For many of us, picking a browser usually relies on one or two key elements – like security and speed or aesthetics and popular opinion. Whatever it is that lends to the decision-making process, your browser probably doesn’t do everything you wish it would do and most likely doesn’t respond how you think it should. However, Vivaldi hopes to change this.
Created by the former CEO of Opera, Vivaldi is a brand new browser that looks good, runs well, and can be customized to meet your eye, your browsing style, and your workflow needs. Everything from your keyboard shortcuts to where and how your tabs are positioned can be completely customized to meet your browsing habits.
Think it looks better with the tabs off to the right side? With Vivaldi, that’s a possibility. To adjust your tab display, slide out the easy-to-find panel bar and quickly adjust your settings. Your tabs can be positioned on the left or right side of the browser or the top or bottom of the page.
For those of us with jobs that require a lot of research or many open tabs at once, you can stack similar tabs on top of each other – like Google and Yahoo or Business Insider and Forbes.
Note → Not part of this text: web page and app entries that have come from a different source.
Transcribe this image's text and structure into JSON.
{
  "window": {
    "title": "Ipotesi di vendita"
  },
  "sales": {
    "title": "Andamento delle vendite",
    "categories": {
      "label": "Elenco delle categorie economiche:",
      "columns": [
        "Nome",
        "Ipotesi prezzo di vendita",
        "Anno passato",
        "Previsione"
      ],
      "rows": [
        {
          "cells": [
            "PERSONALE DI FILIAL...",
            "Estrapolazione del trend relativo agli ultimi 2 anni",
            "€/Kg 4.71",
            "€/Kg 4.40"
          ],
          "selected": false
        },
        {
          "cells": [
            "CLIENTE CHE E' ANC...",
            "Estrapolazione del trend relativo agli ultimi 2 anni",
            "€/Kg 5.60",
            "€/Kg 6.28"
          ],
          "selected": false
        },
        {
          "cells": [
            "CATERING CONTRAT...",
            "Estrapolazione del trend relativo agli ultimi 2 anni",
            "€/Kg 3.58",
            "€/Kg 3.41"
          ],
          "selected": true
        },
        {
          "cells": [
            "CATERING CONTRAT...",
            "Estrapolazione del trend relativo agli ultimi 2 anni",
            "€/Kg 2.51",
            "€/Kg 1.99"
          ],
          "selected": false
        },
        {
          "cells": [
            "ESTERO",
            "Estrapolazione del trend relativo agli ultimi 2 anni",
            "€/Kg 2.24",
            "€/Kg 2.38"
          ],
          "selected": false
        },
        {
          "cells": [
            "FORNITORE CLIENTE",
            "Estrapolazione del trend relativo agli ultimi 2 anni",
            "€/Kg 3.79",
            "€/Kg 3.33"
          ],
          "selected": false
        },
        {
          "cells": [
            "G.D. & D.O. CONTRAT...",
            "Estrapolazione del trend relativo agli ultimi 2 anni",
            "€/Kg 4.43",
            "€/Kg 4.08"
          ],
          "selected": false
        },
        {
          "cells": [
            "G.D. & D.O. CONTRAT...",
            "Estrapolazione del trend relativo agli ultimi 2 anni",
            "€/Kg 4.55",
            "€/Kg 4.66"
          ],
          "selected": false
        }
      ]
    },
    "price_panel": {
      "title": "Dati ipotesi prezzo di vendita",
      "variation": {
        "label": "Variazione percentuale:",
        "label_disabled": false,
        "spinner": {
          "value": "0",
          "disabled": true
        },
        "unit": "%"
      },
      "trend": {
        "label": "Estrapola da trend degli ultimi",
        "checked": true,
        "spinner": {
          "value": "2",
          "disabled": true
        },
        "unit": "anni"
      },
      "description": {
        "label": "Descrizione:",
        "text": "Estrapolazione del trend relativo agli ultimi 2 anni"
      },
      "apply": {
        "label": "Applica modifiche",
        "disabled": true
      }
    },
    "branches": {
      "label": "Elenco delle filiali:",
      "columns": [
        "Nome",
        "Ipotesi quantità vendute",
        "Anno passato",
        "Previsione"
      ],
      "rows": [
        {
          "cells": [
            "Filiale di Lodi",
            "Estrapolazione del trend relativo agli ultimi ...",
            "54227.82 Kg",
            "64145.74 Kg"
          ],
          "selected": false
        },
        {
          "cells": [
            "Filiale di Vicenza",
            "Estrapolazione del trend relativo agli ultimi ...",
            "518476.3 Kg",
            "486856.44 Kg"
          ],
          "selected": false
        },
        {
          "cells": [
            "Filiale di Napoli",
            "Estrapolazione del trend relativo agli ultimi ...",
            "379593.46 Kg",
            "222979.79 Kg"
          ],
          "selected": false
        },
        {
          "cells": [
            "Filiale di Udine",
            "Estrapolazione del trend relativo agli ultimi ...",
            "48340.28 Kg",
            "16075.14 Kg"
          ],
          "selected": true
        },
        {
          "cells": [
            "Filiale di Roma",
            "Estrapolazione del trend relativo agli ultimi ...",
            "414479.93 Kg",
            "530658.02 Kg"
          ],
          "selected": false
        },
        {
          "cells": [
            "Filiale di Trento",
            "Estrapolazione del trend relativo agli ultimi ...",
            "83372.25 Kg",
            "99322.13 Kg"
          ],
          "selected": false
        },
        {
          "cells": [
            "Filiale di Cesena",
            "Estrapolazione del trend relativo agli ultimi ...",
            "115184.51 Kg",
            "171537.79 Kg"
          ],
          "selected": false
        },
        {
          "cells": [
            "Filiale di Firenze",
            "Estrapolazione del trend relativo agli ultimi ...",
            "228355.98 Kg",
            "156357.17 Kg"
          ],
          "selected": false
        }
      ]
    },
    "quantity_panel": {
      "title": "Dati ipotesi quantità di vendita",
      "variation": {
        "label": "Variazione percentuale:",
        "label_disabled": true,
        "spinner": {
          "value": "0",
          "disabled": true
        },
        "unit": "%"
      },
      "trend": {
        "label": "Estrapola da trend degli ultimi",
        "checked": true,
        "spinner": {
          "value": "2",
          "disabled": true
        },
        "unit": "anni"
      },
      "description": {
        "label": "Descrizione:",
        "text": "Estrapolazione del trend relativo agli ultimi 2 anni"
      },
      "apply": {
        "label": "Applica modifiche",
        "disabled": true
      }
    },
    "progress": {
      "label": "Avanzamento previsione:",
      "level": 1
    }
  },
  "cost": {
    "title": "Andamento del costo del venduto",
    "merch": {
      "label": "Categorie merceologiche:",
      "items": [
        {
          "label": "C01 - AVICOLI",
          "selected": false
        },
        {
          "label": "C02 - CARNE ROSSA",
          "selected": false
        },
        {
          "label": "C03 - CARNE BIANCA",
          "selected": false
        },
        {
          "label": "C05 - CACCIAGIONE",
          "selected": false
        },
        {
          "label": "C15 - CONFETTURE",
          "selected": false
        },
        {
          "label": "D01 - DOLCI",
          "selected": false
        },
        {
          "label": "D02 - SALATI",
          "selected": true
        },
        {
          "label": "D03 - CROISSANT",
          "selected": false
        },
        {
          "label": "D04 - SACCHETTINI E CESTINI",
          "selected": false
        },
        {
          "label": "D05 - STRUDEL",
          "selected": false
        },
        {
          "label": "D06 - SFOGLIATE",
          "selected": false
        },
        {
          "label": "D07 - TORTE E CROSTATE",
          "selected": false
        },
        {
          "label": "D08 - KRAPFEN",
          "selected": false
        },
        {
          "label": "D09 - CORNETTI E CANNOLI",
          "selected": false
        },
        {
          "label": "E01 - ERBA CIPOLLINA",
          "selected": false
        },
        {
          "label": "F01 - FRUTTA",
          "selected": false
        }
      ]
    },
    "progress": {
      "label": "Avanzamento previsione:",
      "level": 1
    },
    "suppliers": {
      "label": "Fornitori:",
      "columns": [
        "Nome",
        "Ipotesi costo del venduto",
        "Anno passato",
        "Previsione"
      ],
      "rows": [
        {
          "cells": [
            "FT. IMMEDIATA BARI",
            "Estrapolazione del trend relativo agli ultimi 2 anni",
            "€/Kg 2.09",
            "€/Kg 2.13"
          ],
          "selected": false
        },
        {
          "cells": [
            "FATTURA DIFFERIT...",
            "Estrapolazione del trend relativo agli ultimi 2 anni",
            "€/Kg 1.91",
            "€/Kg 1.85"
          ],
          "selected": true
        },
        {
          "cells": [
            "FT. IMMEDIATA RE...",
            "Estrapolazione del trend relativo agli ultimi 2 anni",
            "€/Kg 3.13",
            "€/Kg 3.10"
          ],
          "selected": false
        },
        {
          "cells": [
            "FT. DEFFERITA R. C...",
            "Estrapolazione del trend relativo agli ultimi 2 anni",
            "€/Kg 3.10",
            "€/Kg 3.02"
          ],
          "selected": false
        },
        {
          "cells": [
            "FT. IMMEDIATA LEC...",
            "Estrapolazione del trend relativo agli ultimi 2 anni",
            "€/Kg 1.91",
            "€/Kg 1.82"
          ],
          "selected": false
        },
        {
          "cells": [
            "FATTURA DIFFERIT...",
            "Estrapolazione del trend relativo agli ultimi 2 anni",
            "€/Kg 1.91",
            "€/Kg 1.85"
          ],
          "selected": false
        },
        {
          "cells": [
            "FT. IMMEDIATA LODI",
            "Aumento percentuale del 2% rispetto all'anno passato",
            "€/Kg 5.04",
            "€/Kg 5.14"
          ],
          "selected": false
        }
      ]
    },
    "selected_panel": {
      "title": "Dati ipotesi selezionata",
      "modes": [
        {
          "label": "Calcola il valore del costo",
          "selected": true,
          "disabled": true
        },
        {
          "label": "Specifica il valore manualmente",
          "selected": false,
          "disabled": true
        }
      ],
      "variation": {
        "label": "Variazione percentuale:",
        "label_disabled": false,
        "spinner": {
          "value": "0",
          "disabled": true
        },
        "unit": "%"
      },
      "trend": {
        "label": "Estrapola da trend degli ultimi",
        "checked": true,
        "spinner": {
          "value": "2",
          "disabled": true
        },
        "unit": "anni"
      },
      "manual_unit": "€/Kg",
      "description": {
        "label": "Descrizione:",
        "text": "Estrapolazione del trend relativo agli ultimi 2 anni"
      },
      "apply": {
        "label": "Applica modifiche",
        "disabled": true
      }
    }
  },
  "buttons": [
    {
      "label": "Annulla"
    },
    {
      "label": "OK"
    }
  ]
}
To preview a site within a stack, simply mouse over the stacked tab and then click directly on the preview to access a tab.
Vivaldi’s hidden panel bar is a useful feature that’s easy to find and simple to use. A small rectangle on the bottom left of the browser will slide open the panel, and from this panel, you can manage bookmarks, add notes, create contacts, and review downloads. Notes, in particular, is a relatively unique function that allows you to type comments directly into a built-in text box. From here, you can include pictures or screenshots and attach a URL to your notes.
If it’s the look of the browser you’re into, Vivaldi has that, too. Since everything is nestled into the panel bar and all the tools are strategically placed within the header and footer in the form of icons, you have considerably more working space than usual.
The browser can be changed to fit your personal preferences – light or dark and with the tabs in the front or back – and the header will adjust to match the page you’re on. If you’re on Facebook, the header will turn blue, and if you’re on TED.com, it will turn red. It’s a seemingly small affect that has a noticeably pleasant impact on the eye.
Vivaldi is a great browser that will only get better with time. Vivaldi engineers are working hard every day to create more valuable features that people need and want to use. If you think Vivaldi sounds like a good fit for your browsing habits, you can check it out here.